Roland Martin’s Speedy Reversal And Apology Rings Really, Really Untrue

A veritable heartbeat after being roundly criticized for posting homophobic Super Bowl tweets—and getting ditched by CNN—professional sound-biter Roland Martin addressed the scandal on-air yesterday and reminded listeners he’s in support of gay adoption, hate-crime laws and the repeal of Don’t Ask Don’t Tell.

What, there was no Pride parade they could make him the grand marshal of?

On Sunday during his Washington Watch segment on TV One, Martin recounted his recent morning meeting with GLAAD communications director Herndon Graddick:

“Over breakfast for over 90 minutes, Herndon shared his thoughts with regards to my tweets and why he deemed them offensive to the LGBT community, and I reiterated my apology that — that if anyone who construed my comment[s] as being anti-gay or homophobic, or advancing violence, that was not my intent, and for that I was truly sorry.

Oh c’mon! The man has a record of gay bashing and homophobia and all we get is the classic “I’m sorry you took it that way”?!?

Martin followed up his non-apology with another old chestnut, the “let’s agree to disagree” canard:

“When anyone has a disagreement—whether public or private—there should be a call to sit down and sort it out, as opposed to both backing into corners, ratcheting up the noise to the point where no one hears one another. That benefits no one.

“Now, do we agree on all issues? No. But, ironically, I have historically supported many of the issues important to the GLAAD agenda, such as ending [the] ‘Don’t Ask, Don’t Tell’ policy; gay adoption; and including gays in hate crimes laws. Those, folks, are facts. But it is only through dialogue do we get an opportunity to see each other’s perspective and learn what it is like to walk in that person’s shoes

And finally Martin absolves himself of responsibility by claiming he’s “a journalist, not an activist.”

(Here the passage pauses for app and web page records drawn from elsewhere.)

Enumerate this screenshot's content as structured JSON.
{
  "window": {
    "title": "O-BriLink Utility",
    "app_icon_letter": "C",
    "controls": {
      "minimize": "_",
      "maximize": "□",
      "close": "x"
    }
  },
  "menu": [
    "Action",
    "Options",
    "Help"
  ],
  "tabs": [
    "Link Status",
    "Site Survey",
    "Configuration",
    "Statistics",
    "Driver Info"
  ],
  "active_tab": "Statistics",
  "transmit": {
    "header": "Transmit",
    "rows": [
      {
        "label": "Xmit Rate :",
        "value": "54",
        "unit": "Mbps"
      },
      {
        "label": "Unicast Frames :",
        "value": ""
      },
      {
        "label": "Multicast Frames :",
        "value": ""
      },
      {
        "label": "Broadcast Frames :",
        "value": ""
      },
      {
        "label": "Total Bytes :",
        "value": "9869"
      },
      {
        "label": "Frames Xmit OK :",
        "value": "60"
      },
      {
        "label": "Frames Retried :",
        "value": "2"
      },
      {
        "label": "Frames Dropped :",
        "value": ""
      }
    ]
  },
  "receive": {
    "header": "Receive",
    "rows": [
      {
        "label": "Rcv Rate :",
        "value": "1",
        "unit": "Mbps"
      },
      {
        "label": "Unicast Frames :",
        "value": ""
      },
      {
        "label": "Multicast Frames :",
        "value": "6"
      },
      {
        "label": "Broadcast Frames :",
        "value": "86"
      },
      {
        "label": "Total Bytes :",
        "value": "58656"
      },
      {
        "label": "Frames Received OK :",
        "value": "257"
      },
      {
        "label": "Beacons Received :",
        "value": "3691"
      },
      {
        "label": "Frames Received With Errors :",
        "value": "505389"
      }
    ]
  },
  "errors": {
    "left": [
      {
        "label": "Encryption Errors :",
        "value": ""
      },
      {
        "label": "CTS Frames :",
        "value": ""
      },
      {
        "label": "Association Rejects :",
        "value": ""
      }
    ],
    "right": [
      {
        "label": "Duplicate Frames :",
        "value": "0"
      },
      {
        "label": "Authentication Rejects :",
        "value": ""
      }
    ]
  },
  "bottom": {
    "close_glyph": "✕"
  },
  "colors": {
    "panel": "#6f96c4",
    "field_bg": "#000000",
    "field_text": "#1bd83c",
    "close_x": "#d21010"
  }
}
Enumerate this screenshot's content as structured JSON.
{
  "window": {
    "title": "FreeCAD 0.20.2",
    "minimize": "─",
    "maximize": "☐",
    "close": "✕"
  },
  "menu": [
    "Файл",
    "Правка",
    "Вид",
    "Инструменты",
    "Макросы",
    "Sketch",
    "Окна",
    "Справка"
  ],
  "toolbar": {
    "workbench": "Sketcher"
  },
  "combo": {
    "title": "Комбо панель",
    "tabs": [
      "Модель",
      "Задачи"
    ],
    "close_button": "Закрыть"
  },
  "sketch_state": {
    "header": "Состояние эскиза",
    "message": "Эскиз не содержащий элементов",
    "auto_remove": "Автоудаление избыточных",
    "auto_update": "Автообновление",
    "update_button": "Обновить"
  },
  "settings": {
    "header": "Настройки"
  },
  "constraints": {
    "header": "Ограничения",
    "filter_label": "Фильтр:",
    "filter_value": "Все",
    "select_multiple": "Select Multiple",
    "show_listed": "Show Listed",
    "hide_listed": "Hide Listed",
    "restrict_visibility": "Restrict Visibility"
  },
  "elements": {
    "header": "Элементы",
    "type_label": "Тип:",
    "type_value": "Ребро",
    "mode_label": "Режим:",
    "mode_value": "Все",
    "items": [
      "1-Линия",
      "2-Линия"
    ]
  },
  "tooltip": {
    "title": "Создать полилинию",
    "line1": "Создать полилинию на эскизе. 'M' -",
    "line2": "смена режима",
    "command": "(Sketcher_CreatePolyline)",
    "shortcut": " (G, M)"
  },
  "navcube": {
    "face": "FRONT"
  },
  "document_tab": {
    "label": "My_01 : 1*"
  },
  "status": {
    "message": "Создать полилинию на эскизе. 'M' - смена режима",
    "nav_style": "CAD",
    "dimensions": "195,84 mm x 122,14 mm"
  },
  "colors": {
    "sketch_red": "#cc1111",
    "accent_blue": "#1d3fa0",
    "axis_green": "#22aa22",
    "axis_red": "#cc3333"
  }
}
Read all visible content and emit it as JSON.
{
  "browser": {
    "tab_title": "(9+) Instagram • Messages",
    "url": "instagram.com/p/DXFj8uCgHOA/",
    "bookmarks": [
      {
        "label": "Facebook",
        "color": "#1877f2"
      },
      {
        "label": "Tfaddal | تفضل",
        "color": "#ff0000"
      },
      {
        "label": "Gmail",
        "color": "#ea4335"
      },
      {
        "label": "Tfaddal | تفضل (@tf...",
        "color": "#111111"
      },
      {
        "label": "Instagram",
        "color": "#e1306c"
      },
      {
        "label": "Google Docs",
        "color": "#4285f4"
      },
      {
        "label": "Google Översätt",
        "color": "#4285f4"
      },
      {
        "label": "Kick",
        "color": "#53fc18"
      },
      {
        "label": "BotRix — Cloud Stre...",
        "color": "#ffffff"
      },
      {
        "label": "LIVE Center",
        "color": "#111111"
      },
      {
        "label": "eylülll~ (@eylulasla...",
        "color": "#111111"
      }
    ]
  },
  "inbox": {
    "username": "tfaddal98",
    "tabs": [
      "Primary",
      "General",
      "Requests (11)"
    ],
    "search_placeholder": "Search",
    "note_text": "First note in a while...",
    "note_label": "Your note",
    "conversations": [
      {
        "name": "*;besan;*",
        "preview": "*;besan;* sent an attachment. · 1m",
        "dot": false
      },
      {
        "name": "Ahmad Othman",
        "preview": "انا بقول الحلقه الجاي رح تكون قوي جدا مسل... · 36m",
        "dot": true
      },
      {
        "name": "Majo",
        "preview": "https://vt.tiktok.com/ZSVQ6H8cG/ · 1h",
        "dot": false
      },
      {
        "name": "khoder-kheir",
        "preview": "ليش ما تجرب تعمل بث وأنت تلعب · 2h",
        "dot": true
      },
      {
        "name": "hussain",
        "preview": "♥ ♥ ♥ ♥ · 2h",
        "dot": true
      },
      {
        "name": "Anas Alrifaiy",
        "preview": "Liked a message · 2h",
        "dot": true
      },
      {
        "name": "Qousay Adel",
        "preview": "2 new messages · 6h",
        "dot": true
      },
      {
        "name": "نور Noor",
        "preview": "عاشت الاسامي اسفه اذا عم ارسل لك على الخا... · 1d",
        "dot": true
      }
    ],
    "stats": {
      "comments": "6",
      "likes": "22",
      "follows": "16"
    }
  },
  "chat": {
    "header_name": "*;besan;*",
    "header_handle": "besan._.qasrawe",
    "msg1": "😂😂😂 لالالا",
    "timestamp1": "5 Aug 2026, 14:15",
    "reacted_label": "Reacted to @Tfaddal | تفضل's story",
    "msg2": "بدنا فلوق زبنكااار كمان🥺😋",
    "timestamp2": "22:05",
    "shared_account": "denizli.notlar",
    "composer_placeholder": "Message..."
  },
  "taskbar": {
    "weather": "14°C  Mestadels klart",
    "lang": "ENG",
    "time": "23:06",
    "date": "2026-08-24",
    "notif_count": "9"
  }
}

Actually, Roland, you’re a talking head who weighs in on the issues of the day. You make your living on your opinions, not investigative reporting. And as a professional opiner, you should know the impact your words have.

While GLAAD is in dialogue with Martin, the anti-defamation group hasn’t let him off the hook completely. A statement from the group about Sunday’s broadcast read in part:

We live in a culture of 140 characters, sound bites and three-hour news cycles.   Context, and even intent, is often lost. In spite of that, our media, and what is considered acceptable in it, is more important than ever. For better or worse, celebrities and prominent voices in our media set a standard for what is acceptable in the rest of our society.  GLAAD firmly believes that language which could be construed by an audience as inciting violence against LGBT people, people perceived to be LGBT, or members of other groups that face discrimination or prejudice is unacceptable in our media.   Anti-LGBT violence is not a political opinion.

But we have to disagree with GLAAD’s assertion that Martin “took another important step, acknowledging that his words had a negative impact, and making it clear that he understands how serious the issues of anti-LGBT bullying and violence are.”

What Martin acknowledged (to himself anyway) is that his meal ticket had dried up and he needed to offer a little lip service to get it back.

Images via CNN, GLAAD